On December 1, 2023, WRAL News reported that North Carolina Supreme Court Justice Anita Earls has been unsuccessful in her latest attempt to stop an ongoing ethics investigation against her. Justice Earls is being investigated by the state’s Judicial Standards Commission over remarks she made criticizing biases within the state’s court system.
The comments in question relate to Justice Earls pointing out racial and gender imbalances on the bench, as well as criticizing some rulings from Republican justices that she claimed were politically motivated rather than grounded in law. Justice Earls, a Democrat, is the only woman of color currently serving on the Supreme Court, where most other justices are white men appointed by Republicans.
Justice Earls filed a lawsuit challenging the investigation as an infringement on her freedom of speech protected by the First Amendment. As part of the lawsuit, she sought to pause the investigation until the case could be fully heard in court. However, Federal Judge William Osteen rejected this request, stating Justice Earls was unlikely to prove the investigation itself was unconstitutional.

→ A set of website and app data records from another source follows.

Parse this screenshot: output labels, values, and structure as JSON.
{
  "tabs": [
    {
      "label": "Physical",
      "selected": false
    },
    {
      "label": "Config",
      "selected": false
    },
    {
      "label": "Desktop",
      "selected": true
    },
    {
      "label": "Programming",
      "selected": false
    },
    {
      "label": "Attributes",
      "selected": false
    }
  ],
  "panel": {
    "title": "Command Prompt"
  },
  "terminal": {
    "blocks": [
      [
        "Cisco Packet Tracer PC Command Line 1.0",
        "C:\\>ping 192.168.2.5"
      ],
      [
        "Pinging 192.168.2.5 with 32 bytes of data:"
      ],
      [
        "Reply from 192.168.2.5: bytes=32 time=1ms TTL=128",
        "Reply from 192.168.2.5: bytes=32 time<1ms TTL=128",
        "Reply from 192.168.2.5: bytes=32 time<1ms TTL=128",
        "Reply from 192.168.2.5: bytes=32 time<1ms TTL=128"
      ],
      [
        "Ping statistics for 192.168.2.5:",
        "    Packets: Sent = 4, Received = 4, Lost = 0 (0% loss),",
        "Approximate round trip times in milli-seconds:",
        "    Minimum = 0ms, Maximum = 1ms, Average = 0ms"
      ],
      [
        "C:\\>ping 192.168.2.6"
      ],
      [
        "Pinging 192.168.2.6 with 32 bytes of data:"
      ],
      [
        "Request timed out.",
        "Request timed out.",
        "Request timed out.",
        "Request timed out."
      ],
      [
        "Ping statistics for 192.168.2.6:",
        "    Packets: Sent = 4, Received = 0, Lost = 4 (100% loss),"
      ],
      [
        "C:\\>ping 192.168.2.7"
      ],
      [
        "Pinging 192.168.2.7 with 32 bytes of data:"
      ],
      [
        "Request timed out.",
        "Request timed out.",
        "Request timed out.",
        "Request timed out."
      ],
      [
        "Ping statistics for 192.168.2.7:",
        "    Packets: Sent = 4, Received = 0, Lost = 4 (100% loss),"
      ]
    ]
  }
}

Justice Earls appealed Judge Osteen’s decision but was again denied when seeking to halt the ethics probe until the appeal could be addressed. In his ruling on November 30, 2023, Judge Osteen, a George W. Bush appointee, acknowledged judges retain some First Amendment rights but noted comments from a Supreme Court justice carry more weight due to their position of authority. He found the investigation into Earls’ remarks was reasonably within the Judicial Standards Commission’s purview.
The origins of the complaint that triggered the investigation are unclear, though some speculate the state Supreme Court’s Chief Justice Paul Newby, a Republican, could be involved given tensions with Justice Earls’ more progressive record. If disciplinary violations are found, penalties could range from a private reprimand to removal from the bench.
Justice Earls maintains she was well within her rights to discuss matters of racial and political impartiality in the courts. However, for now, the ethics inquiry will be permitted to continue as the judicial process plays out. A trial on the First Amendment questions is still forthcoming even as Justice Earls’ attempts to intervene immediately have been turned away in court. The investigation remains shrouded in political disagreement between parties at the state’s highest judicial level.
Source: WRAL News